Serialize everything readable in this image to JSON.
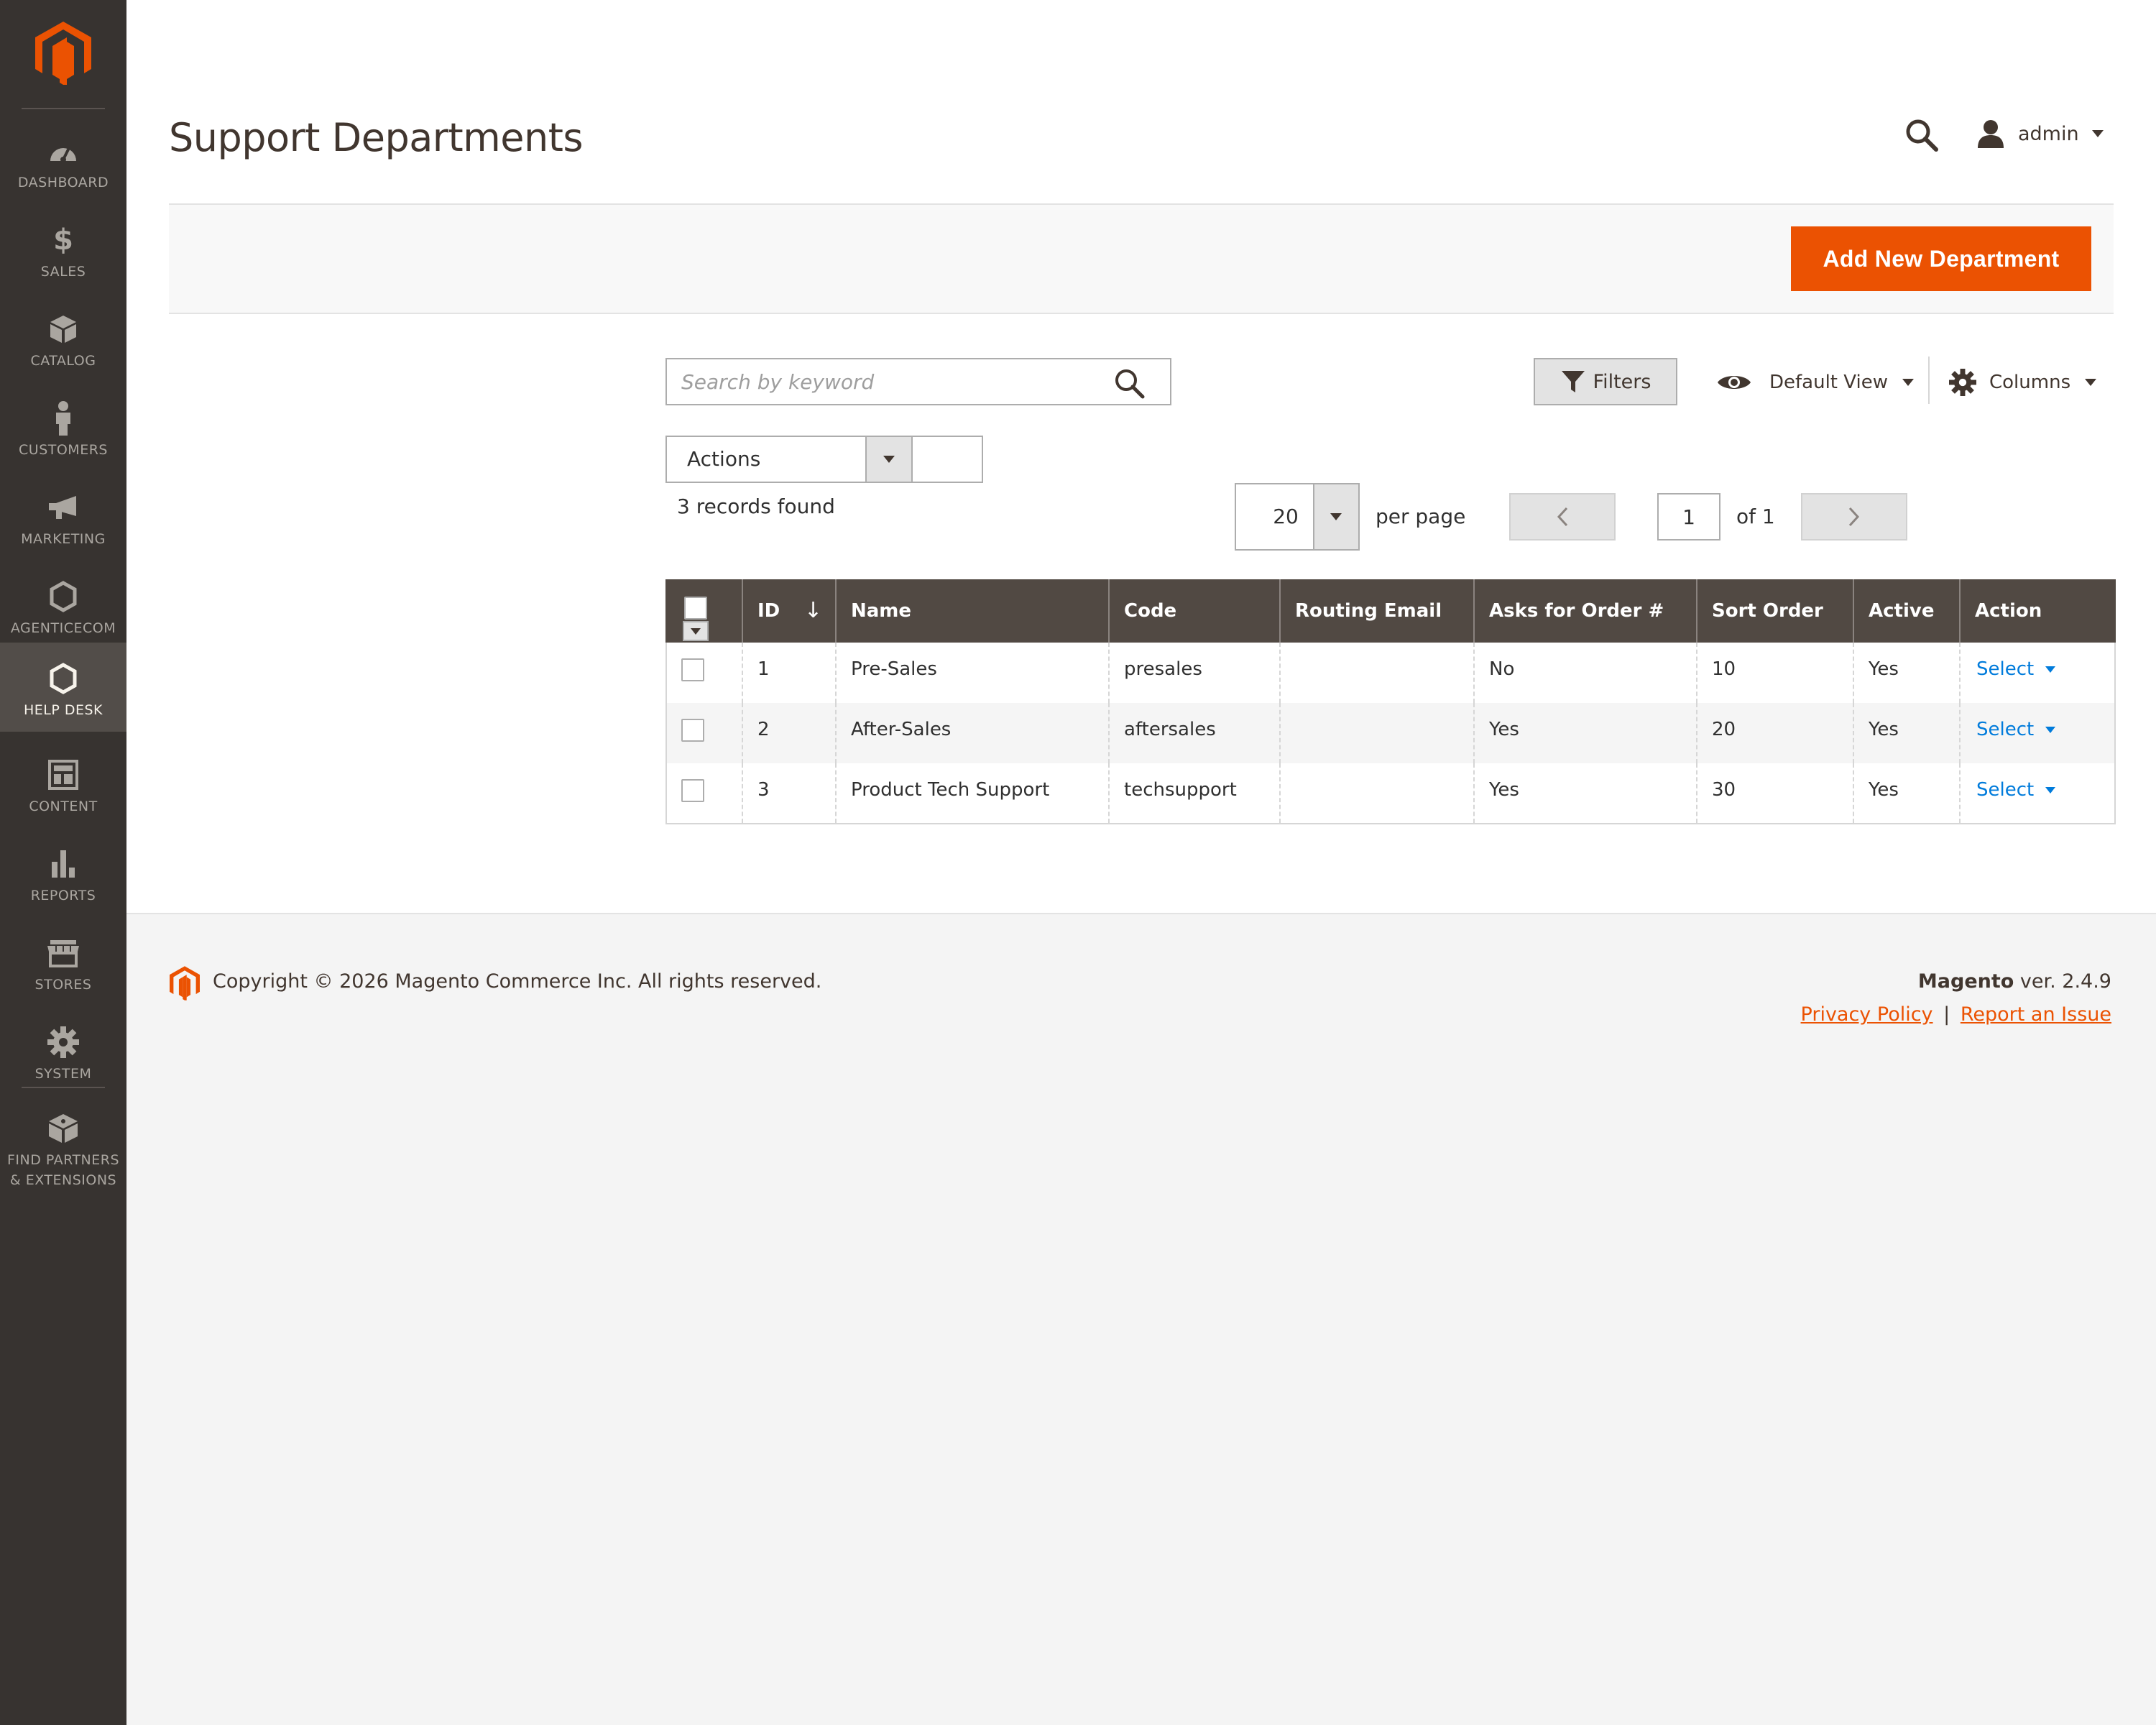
{
  "app": {
    "title": "Support Departments",
    "brand_color": "#eb5202",
    "sidebar_color": "#373330"
  },
  "sidebar": {
    "items": [
      {
        "label": "DASHBOARD",
        "icon": "speedometer-icon"
      },
      {
        "label": "SALES",
        "icon": "dollar-icon"
      },
      {
        "label": "CATALOG",
        "icon": "box-icon"
      },
      {
        "label": "CUSTOMERS",
        "icon": "person-icon"
      },
      {
        "label": "MARKETING",
        "icon": "megaphone-icon"
      },
      {
        "label": "AGENTICECOM",
        "icon": "hexagon-icon"
      },
      {
        "label": "HELP DESK",
        "icon": "hexagon-icon",
        "active": true
      },
      {
        "label": "CONTENT",
        "icon": "layout-icon"
      },
      {
        "label": "REPORTS",
        "icon": "bar-chart-icon"
      },
      {
        "label": "STORES",
        "icon": "store-icon"
      },
      {
        "label": "SYSTEM",
        "icon": "gear-icon"
      },
      {
        "label": "FIND PARTNERS",
        "label2": "& EXTENSIONS",
        "icon": "cube-icon"
      }
    ]
  },
  "header": {
    "user_name": "admin"
  },
  "page_actions": {
    "add_label": "Add New Department"
  },
  "toolbar": {
    "search_placeholder": "Search by keyword",
    "filters_label": "Filters",
    "view_label": "Default View",
    "columns_label": "Columns",
    "actions_label": "Actions",
    "records_found": "3 records found",
    "per_page_value": "20",
    "per_page_label": "per page",
    "current_page": "1",
    "page_of": "of 1"
  },
  "grid": {
    "columns": [
      "ID",
      "Name",
      "Code",
      "Routing Email",
      "Asks for Order #",
      "Sort Order",
      "Active",
      "Action"
    ],
    "rows": [
      {
        "id": "1",
        "name": "Pre-Sales",
        "code": "presales",
        "routing_email": "",
        "asks_order": "No",
        "sort_order": "10",
        "active": "Yes",
        "action": "Select"
      },
      {
        "id": "2",
        "name": "After-Sales",
        "code": "aftersales",
        "routing_email": "",
        "asks_order": "Yes",
        "sort_order": "20",
        "active": "Yes",
        "action": "Select"
      },
      {
        "id": "3",
        "name": "Product Tech Support",
        "code": "techsupport",
        "routing_email": "",
        "asks_order": "Yes",
        "sort_order": "30",
        "active": "Yes",
        "action": "Select"
      }
    ]
  },
  "footer": {
    "copyright": "Copyright © 2026 Magento Commerce Inc. All rights reserved.",
    "product": "Magento",
    "version": " ver. 2.4.9",
    "privacy_label": "Privacy Policy",
    "separator": "|",
    "report_label": "Report an Issue"
  }
}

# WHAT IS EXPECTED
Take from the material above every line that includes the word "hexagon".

# SOLVED PROBLEM
        "icon": "hexagon-icon"
        "icon": "hexagon-icon",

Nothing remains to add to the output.